## Task prompt
Retype the whole listing, character for character.

## Records

++++

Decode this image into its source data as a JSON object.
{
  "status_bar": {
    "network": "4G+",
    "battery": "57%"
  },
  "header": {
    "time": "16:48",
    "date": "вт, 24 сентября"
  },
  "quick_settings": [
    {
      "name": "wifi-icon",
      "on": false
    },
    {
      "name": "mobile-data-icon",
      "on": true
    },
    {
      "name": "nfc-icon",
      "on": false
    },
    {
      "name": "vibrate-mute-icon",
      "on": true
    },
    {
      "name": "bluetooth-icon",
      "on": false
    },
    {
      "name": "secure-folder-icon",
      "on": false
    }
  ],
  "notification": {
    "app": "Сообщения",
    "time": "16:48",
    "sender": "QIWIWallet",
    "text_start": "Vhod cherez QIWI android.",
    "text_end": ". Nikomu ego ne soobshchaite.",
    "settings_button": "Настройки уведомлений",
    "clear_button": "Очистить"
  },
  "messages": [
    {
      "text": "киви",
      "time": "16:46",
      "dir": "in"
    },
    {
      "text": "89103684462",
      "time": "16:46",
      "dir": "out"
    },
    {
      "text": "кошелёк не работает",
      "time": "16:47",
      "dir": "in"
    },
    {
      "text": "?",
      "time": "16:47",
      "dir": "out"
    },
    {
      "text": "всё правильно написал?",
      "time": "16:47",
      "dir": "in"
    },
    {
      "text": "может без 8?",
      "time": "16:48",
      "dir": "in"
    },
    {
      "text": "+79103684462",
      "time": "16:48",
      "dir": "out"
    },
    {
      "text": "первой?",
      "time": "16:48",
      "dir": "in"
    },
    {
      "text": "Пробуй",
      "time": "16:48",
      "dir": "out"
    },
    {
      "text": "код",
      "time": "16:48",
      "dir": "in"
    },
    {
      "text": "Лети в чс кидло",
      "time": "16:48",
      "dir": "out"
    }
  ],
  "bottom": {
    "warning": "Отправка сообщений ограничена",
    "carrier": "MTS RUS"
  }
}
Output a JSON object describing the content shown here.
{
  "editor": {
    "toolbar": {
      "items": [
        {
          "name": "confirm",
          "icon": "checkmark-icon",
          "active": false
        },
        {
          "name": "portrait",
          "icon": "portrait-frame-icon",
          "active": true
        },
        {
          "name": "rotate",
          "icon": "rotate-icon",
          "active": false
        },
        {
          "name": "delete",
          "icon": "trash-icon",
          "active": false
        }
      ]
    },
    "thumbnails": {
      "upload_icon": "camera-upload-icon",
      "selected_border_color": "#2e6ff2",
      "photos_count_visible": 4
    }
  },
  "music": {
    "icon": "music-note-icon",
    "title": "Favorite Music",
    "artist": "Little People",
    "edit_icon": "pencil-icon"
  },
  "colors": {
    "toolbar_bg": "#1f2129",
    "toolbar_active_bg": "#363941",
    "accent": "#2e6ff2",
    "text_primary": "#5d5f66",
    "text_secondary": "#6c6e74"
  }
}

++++

## Result
Decode this image into its source data as a JSON object.
{
  "status_bar": {
    "network": "4G+",
    "battery": "57%"
  },
  "header": {
    "time": "16:48",
    "date": "вт, 24 сентября"
  },
  "quick_settings": [
    {
      "name": "wifi-icon",
      "on": false
    },
    {
      "name": "mobile-data-icon",
      "on": true
    },
    {
      "name": "nfc-icon",
      "on": false
    },
    {
      "name": "vibrate-mute-icon",
      "on": true
    },
    {
      "name": "bluetooth-icon",
      "on": false
    },
    {
      "name": "secure-folder-icon",
      "on": false
    }
  ],
  "notification": {
    "app": "Сообщения",
    "time": "16:48",
    "sender": "QIWIWallet",
    "text_start": "Vhod cherez QIWI android.",
    "text_end": ". Nikomu ego ne soobshchaite.",
    "settings_button": "Настройки уведомлений",
    "clear_button": "Очистить"
  },
  "messages": [
    {
      "text": "киви",
      "time": "16:46",
      "dir": "in"
    },
    {
      "text": "89103684462",
      "time": "16:46",
      "dir": "out"
    },
    {
      "text": "кошелёк не работает",
      "time": "16:47",
      "dir": "in"
    },
    {
      "text": "?",
      "time": "16:47",
      "dir": "out"
    },
    {
      "text": "всё правильно написал?",
      "time": "16:47",
      "dir": "in"
    },
    {
      "text": "может без 8?",
      "time": "16:48",
      "dir": "in"
    },
    {
      "text": "+79103684462",
      "time": "16:48",
      "dir": "out"
    },
    {
      "text": "первой?",
      "time": "16:48",
      "dir": "in"
    },
    {
      "text": "Пробуй",
      "time": "16:48",
      "dir": "out"
    },
    {
      "text": "код",
      "time": "16:48",
      "dir": "in"
    },
    {
      "text": "Лети в чс кидло",
      "time": "16:48",
      "dir": "out"
    }
  ],
  "bottom": {
    "warning": "Отправка сообщений ограничена",
    "carrier": "MTS RUS"
  }
}
Output a JSON object describing the content shown here.
{
  "editor": {
    "toolbar": {
      "items": [
        {
          "name": "confirm",
          "icon": "checkmark-icon",
          "active": false
        },
        {
          "name": "portrait",
          "icon": "portrait-frame-icon",
          "active": true
        },
        {
          "name": "rotate",
          "icon": "rotate-icon",
          "active": false
        },
        {
          "name": "delete",
          "icon": "trash-icon",
          "active": false
        }
      ]
    },
    "thumbnails": {
      "upload_icon": "camera-upload-icon",
      "selected_border_color": "#2e6ff2",
      "photos_count_visible": 4
    }
  },
  "music": {
    "icon": "music-note-icon",
    "title": "Favorite Music",
    "artist": "Little People",
    "edit_icon": "pencil-icon"
  },
  "colors": {
    "toolbar_bg": "#1f2129",
    "toolbar_active_bg": "#363941",
    "accent": "#2e6ff2",
    "text_primary": "#5d5f66",
    "text_secondary": "#6c6e74"
  }
}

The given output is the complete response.